At 12:20 p.m. on January 9, 1947, Elizabeth Short and Robert “Red” Manley left the motel where they spent the night.
What did Beth and Red talk about during the couple of hours that it took them to drive back to Los Angeles from San Diego? Red noticed some scratches on Beth’s arms and asked her about them. She spun a tale of an “intensely jealous” boyfriend–an Italian “with black hair who lived in San Diego” and claimed that it was he who scratched her. Beth herself probably made the scratches because of itchy insect bites. Beth lied to Red a few times more before their day together ended.
Red and his wife were having problems, so, in the way that only a spouse on the verge of cheating can do, he sold himself on the notion that if he and Harriette were destined to be together, then nothing would happen with Beth.
Following their platonic night in a motel room, Red’s marriage was certified as made in heaven—the fates clearly decreed it. But he had a problem; he’d been out of touch with Harriette for a couple of days. How would he explain his lack of communication to her? Any guy capable of devising a ridiculous love test could surely come up with an excuse for being incommunicado for a couple of days.
In my mind’s eye, I see Beth and Red seated across from each other on the bench seat in his Studebaker, each lost in thought. Beth may have been wondering what she’d do once she hit L.A. Maybe she’d go to friends in Hollywood. If she was lucky, someone would have an empty bed for her. Her immediate difficulty was Red. How would she get away from the well-meaning guy for whom she felt little or nothing?

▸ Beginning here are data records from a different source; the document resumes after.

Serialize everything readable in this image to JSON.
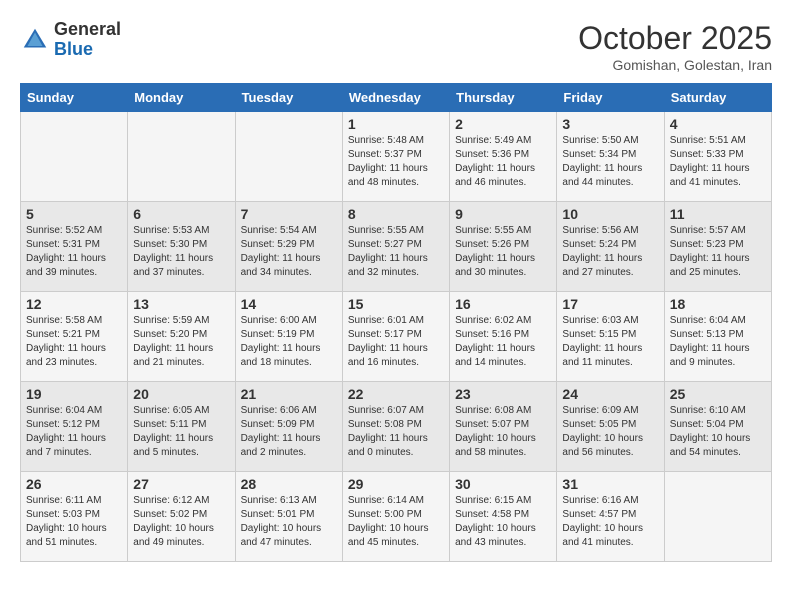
{
  "header": {
    "logo_general": "General",
    "logo_blue": "Blue",
    "month": "October 2025",
    "location": "Gomishan, Golestan, Iran"
  },
  "days_of_week": [
    "Sunday",
    "Monday",
    "Tuesday",
    "Wednesday",
    "Thursday",
    "Friday",
    "Saturday"
  ],
  "weeks": [
    [
      {
        "day": "",
        "info": ""
      },
      {
        "day": "",
        "info": ""
      },
      {
        "day": "",
        "info": ""
      },
      {
        "day": "1",
        "info": "Sunrise: 5:48 AM\nSunset: 5:37 PM\nDaylight: 11 hours\nand 48 minutes."
      },
      {
        "day": "2",
        "info": "Sunrise: 5:49 AM\nSunset: 5:36 PM\nDaylight: 11 hours\nand 46 minutes."
      },
      {
        "day": "3",
        "info": "Sunrise: 5:50 AM\nSunset: 5:34 PM\nDaylight: 11 hours\nand 44 minutes."
      },
      {
        "day": "4",
        "info": "Sunrise: 5:51 AM\nSunset: 5:33 PM\nDaylight: 11 hours\nand 41 minutes."
      }
    ],
    [
      {
        "day": "5",
        "info": "Sunrise: 5:52 AM\nSunset: 5:31 PM\nDaylight: 11 hours\nand 39 minutes."
      },
      {
        "day": "6",
        "info": "Sunrise: 5:53 AM\nSunset: 5:30 PM\nDaylight: 11 hours\nand 37 minutes."
      },
      {
        "day": "7",
        "info": "Sunrise: 5:54 AM\nSunset: 5:29 PM\nDaylight: 11 hours\nand 34 minutes."
      },
      {
        "day": "8",
        "info": "Sunrise: 5:55 AM\nSunset: 5:27 PM\nDaylight: 11 hours\nand 32 minutes."
      },
      {
        "day": "9",
        "info": "Sunrise: 5:55 AM\nSunset: 5:26 PM\nDaylight: 11 hours\nand 30 minutes."
      },
      {
        "day": "10",
        "info": "Sunrise: 5:56 AM\nSunset: 5:24 PM\nDaylight: 11 hours\nand 27 minutes."
      },
      {
        "day": "11",
        "info": "Sunrise: 5:57 AM\nSunset: 5:23 PM\nDaylight: 11 hours\nand 25 minutes."
      }
    ],
    [
      {
        "day": "12",
        "info": "Sunrise: 5:58 AM\nSunset: 5:21 PM\nDaylight: 11 hours\nand 23 minutes."
      },
      {
        "day": "13",
        "info": "Sunrise: 5:59 AM\nSunset: 5:20 PM\nDaylight: 11 hours\nand 21 minutes."
      },
      {
        "day": "14",
        "info": "Sunrise: 6:00 AM\nSunset: 5:19 PM\nDaylight: 11 hours\nand 18 minutes."
      },
      {
        "day": "15",
        "info": "Sunrise: 6:01 AM\nSunset: 5:17 PM\nDaylight: 11 hours\nand 16 minutes."
      },
      {
        "day": "16",
        "info": "Sunrise: 6:02 AM\nSunset: 5:16 PM\nDaylight: 11 hours\nand 14 minutes."
      },
      {
        "day": "17",
        "info": "Sunrise: 6:03 AM\nSunset: 5:15 PM\nDaylight: 11 hours\nand 11 minutes."
      },
      {
        "day": "18",
        "info": "Sunrise: 6:04 AM\nSunset: 5:13 PM\nDaylight: 11 hours\nand 9 minutes."
      }
    ],
    [
      {
        "day": "19",
        "info": "Sunrise: 6:04 AM\nSunset: 5:12 PM\nDaylight: 11 hours\nand 7 minutes."
      },
      {
        "day": "20",
        "info": "Sunrise: 6:05 AM\nSunset: 5:11 PM\nDaylight: 11 hours\nand 5 minutes."
      },
      {
        "day": "21",
        "info": "Sunrise: 6:06 AM\nSunset: 5:09 PM\nDaylight: 11 hours\nand 2 minutes."
      },
      {
        "day": "22",
        "info": "Sunrise: 6:07 AM\nSunset: 5:08 PM\nDaylight: 11 hours\nand 0 minutes."
      },
      {
        "day": "23",
        "info": "Sunrise: 6:08 AM\nSunset: 5:07 PM\nDaylight: 10 hours\nand 58 minutes."
      },
      {
        "day": "24",
        "info": "Sunrise: 6:09 AM\nSunset: 5:05 PM\nDaylight: 10 hours\nand 56 minutes."
      },
      {
        "day": "25",
        "info": "Sunrise: 6:10 AM\nSunset: 5:04 PM\nDaylight: 10 hours\nand 54 minutes."
      }
    ],
    [
      {
        "day": "26",
        "info": "Sunrise: 6:11 AM\nSunset: 5:03 PM\nDaylight: 10 hours\nand 51 minutes."
      },
      {
        "day": "27",
        "info": "Sunrise: 6:12 AM\nSunset: 5:02 PM\nDaylight: 10 hours\nand 49 minutes."
      },
      {
        "day": "28",
        "info": "Sunrise: 6:13 AM\nSunset: 5:01 PM\nDaylight: 10 hours\nand 47 minutes."
      },
      {
        "day": "29",
        "info": "Sunrise: 6:14 AM\nSunset: 5:00 PM\nDaylight: 10 hours\nand 45 minutes."
      },
      {
        "day": "30",
        "info": "Sunrise: 6:15 AM\nSunset: 4:58 PM\nDaylight: 10 hours\nand 43 minutes."
      },
      {
        "day": "31",
        "info": "Sunrise: 6:16 AM\nSunset: 4:57 PM\nDaylight: 10 hours\nand 41 minutes."
      },
      {
        "day": "",
        "info": ""
      }
    ]
  ]
}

Once they arrived in the city, Beth told Red that she needed to check her luggage at the bus depot. He took her there, and Beth was ready to wave goodbye to him and be on her way—but he wouldn’t leave. He told her he couldn’t possibly leave her in that neighborhood on her own. She insisted she would be fine, but he wouldn’t hear of it.
Beth had a few minutes while she checked her bags to come up with a plan. When they returned to his car, she told him she needed to go to the Biltmore Hotel to wait for her sister. It was another lie. Virginia, the sister she referred to, was in Oakland, hundreds of miles to the north.
Red drove her several blocks back to the Biltmore Hotel. The main lobby was on Olive Street, directly opposite Pershing Square. Beth thanked Red. He was a gentleman. He’d paid to have taps put on the heels and toes of her pumps, and of course he’d paid for meals and the motel room. She thought he would drive off and leave her, but once again he said that he didn’t feel comfortable just putting her out of the car.
He parked, and the two of them waited in the Biltmore’s exquisite lobby for quite a while. Beth out waited Red. He said he had to go. She told him she would be fine, and that she expected her sister to arrive at any moment.
Red left her in the Biltmore at approximately 6:30 p.m. Beth watched him go. She gave him a few minutes, and then she exited the hotel and turned right down Olive Street.
Beth may have been headed for the Crown Grill at Eighth and Olive. She’d been there before and perhaps she hoped to bump into someone she knew; after all, she needed a place to stay. Some patrons of the bar later told cops she’d been there that night, although it could not be verified, and no one saw her leave.
Beth was never seen alive again.
NEXT TIME: More Black Dahlia coverage.